As you look over the data below, please find each line where the word "email" appears, then copy it.

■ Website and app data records
======

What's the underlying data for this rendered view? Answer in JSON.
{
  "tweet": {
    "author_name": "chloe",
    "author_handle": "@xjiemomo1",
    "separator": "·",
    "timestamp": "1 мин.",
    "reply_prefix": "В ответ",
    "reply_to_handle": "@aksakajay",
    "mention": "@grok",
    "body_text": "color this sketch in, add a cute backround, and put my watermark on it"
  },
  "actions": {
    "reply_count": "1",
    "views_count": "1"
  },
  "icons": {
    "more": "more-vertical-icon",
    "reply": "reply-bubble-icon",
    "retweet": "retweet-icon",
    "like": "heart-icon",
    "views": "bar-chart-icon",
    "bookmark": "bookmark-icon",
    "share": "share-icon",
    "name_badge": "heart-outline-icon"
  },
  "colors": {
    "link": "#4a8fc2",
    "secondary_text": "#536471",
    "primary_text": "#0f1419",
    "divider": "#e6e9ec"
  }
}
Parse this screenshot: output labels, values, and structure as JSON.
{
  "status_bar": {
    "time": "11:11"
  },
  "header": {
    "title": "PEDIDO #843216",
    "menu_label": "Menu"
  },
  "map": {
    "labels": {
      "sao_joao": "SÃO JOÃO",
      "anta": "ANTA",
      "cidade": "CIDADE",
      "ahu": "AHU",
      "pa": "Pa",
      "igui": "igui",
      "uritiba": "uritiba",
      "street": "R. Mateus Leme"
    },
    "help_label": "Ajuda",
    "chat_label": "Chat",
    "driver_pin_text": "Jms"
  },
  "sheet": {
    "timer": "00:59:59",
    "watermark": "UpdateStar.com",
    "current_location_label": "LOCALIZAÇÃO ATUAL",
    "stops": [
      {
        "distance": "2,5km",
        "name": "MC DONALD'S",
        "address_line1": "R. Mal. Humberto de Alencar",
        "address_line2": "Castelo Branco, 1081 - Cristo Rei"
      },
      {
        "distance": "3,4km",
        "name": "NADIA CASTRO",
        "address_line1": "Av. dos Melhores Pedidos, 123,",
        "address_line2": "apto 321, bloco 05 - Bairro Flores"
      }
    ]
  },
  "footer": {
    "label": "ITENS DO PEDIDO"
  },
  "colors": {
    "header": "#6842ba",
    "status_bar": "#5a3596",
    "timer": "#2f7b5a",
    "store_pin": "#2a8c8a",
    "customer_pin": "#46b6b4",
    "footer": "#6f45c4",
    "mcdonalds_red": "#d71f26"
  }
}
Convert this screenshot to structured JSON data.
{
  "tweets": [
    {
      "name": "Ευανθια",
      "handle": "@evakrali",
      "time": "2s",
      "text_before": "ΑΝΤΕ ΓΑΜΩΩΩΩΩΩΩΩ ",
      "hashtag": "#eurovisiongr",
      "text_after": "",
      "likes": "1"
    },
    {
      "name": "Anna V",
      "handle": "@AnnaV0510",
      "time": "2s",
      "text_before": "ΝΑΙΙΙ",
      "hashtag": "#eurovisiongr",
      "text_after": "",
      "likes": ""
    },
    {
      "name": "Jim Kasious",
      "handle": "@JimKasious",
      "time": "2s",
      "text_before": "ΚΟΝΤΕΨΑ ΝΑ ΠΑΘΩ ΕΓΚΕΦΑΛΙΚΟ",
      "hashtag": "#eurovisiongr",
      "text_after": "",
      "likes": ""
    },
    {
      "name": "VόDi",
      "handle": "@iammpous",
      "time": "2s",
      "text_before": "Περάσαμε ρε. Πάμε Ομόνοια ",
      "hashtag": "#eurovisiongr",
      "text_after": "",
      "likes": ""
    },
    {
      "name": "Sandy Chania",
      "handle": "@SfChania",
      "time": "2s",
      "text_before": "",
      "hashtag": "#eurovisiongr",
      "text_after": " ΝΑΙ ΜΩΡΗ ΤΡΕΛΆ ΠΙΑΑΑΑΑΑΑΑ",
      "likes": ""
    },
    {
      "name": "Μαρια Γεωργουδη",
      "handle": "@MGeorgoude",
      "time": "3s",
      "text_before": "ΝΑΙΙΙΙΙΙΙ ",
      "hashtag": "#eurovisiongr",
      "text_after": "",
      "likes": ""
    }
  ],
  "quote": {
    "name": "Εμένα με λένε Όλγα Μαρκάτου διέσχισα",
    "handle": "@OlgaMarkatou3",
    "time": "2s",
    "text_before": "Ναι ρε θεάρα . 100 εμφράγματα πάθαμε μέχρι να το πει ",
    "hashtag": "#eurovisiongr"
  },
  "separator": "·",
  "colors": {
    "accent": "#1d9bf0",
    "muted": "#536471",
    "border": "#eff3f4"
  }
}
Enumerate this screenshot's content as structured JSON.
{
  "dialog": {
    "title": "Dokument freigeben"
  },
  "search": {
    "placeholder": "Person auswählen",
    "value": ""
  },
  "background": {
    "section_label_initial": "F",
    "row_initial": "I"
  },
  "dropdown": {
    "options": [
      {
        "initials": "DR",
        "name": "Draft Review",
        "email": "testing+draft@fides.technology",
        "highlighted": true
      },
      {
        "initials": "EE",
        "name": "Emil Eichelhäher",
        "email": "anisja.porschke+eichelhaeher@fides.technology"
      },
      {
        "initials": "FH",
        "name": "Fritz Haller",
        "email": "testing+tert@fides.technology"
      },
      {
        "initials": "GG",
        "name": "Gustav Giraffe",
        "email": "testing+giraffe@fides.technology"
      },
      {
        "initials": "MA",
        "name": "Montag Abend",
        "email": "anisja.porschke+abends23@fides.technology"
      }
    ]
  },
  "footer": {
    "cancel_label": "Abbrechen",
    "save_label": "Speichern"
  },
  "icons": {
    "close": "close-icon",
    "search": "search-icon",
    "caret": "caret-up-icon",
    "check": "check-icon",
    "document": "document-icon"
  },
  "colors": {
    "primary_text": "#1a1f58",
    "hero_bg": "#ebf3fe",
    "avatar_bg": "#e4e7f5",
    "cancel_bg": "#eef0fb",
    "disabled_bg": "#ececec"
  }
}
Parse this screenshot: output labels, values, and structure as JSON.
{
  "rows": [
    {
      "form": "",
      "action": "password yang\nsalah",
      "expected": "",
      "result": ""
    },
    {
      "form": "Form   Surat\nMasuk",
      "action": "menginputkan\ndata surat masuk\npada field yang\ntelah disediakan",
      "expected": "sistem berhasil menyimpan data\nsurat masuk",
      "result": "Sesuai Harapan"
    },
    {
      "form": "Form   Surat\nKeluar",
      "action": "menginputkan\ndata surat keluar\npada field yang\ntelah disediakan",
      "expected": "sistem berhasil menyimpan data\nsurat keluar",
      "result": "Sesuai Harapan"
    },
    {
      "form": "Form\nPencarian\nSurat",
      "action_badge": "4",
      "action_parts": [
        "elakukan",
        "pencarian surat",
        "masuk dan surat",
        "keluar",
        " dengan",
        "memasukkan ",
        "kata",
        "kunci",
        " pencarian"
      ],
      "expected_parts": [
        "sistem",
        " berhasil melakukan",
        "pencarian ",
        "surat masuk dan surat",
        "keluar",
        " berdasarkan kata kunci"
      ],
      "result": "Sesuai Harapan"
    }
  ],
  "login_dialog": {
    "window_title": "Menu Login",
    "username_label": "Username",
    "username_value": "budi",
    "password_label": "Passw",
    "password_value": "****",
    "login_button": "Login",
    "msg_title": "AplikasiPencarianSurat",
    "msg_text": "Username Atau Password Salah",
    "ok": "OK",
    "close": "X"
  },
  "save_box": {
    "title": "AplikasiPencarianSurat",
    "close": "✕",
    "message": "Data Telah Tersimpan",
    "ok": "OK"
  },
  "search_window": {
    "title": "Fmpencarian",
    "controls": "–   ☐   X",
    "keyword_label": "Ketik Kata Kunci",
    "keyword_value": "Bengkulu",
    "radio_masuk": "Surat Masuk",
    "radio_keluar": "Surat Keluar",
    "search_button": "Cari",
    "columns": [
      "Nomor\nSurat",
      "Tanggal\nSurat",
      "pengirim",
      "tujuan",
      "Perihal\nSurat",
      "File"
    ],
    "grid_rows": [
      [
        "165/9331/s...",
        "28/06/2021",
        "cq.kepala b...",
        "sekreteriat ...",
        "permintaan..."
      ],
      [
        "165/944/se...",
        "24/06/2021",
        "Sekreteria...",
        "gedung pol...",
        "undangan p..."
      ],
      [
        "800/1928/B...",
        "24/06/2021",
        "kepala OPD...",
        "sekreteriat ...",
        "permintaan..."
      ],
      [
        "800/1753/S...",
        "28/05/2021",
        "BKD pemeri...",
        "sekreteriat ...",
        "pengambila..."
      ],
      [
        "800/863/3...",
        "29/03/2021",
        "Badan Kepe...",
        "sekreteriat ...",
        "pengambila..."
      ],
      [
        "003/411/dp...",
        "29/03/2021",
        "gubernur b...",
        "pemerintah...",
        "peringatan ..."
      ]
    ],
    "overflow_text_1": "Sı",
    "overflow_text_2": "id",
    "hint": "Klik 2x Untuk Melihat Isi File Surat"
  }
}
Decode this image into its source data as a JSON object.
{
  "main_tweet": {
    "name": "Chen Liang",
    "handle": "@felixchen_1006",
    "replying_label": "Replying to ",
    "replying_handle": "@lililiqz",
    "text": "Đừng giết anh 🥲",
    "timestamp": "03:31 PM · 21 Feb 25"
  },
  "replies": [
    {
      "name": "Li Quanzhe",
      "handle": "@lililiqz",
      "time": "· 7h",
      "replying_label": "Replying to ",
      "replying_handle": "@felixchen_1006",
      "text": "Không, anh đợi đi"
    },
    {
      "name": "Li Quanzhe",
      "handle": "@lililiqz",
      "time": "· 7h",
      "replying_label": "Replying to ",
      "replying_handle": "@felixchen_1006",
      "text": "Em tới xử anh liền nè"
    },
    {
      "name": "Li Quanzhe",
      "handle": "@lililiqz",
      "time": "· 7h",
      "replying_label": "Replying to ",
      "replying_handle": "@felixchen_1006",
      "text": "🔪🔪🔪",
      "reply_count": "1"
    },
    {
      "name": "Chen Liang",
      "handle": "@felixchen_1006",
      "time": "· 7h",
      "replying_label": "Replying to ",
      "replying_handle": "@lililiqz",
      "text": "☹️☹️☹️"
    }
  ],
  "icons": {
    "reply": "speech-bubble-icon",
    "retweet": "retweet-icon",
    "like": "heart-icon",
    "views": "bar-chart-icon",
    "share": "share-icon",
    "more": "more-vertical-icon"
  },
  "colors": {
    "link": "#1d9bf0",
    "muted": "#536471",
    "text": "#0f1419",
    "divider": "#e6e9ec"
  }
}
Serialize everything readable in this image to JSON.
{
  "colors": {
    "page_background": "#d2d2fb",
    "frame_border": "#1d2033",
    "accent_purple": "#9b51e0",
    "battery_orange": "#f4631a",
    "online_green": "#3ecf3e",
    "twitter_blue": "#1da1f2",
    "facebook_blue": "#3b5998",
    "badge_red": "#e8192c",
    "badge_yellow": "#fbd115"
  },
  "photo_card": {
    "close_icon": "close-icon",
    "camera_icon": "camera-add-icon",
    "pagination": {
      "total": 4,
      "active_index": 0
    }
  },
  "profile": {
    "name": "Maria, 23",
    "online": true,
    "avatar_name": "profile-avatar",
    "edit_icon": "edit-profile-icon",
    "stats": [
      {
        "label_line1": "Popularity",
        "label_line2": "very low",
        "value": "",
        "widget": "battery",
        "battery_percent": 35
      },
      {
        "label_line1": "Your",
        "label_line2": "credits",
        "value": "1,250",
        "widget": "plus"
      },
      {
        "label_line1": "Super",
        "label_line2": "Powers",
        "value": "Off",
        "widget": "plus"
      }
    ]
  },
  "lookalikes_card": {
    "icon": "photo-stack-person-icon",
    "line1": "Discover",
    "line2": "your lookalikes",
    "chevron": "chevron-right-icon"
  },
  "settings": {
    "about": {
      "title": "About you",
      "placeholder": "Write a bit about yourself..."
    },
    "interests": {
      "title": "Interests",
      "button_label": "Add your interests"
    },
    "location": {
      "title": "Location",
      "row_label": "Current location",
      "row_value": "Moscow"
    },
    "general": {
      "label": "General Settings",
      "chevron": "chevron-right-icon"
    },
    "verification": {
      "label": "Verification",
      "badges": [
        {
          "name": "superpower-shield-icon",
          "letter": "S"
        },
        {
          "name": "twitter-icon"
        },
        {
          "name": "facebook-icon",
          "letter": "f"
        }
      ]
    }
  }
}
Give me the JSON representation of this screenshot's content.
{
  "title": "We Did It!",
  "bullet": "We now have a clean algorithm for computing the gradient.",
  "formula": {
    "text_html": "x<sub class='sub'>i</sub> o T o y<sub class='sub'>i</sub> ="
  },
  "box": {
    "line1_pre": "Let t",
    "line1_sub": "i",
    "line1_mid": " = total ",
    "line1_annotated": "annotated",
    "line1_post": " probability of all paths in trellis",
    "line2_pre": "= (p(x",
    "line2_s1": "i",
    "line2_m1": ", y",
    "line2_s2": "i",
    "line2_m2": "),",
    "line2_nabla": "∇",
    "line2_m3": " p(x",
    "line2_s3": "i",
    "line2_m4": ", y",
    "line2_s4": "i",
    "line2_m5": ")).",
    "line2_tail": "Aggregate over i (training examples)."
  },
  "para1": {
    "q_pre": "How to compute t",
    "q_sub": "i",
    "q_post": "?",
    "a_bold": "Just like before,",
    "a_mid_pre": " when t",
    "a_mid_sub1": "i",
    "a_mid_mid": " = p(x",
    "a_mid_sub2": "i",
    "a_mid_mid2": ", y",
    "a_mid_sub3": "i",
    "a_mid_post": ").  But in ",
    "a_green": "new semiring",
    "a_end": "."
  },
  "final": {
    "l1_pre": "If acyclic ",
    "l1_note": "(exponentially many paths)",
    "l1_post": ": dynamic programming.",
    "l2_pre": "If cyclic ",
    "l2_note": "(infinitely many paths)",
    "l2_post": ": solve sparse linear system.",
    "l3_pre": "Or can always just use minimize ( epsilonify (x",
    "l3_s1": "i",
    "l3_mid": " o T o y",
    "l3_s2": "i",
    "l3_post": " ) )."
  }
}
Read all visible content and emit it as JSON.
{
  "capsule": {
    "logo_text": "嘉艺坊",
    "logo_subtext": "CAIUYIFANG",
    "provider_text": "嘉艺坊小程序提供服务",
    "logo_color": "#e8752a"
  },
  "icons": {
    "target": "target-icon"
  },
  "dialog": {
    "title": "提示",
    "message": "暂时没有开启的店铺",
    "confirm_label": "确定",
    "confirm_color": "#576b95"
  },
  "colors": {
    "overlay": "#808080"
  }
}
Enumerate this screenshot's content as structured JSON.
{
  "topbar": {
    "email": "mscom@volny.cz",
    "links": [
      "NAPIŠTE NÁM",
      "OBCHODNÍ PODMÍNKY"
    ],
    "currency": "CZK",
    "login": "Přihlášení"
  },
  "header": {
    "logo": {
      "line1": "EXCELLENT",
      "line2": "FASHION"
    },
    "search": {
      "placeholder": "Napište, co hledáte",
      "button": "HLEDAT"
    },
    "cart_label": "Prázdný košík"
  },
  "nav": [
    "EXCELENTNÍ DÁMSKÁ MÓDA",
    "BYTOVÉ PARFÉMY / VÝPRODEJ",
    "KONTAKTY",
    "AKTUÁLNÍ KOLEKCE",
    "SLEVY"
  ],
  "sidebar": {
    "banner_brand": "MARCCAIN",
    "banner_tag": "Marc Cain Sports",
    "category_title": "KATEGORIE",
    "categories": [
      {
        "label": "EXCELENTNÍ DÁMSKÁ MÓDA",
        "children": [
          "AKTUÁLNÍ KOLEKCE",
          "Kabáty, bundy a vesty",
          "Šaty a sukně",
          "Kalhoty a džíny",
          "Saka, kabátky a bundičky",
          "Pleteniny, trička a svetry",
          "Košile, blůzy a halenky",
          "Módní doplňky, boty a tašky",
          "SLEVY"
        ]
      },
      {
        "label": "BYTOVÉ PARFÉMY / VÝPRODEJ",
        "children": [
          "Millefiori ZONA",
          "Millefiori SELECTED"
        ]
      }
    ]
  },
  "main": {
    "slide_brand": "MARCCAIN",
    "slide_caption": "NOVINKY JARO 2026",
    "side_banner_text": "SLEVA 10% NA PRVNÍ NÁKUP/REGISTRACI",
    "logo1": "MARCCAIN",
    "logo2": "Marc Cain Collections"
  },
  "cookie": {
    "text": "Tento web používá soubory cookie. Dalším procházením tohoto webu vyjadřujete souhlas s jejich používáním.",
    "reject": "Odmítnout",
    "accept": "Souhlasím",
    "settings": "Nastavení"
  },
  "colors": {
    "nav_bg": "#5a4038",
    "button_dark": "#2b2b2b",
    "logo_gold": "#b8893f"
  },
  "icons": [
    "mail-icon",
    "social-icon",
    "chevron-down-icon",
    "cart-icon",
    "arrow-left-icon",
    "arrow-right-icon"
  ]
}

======

■ REPLY
        "email": "testing+draft@fides.technology",
        "email": "anisja.porschke+eichelhaeher@fides.technology"
        "email": "testing+tert@fides.technology"
        "email": "testing+giraffe@fides.technology"
        "email": "anisja.porschke+abends23@fides.technology"
    "email": "mscom@volny.cz",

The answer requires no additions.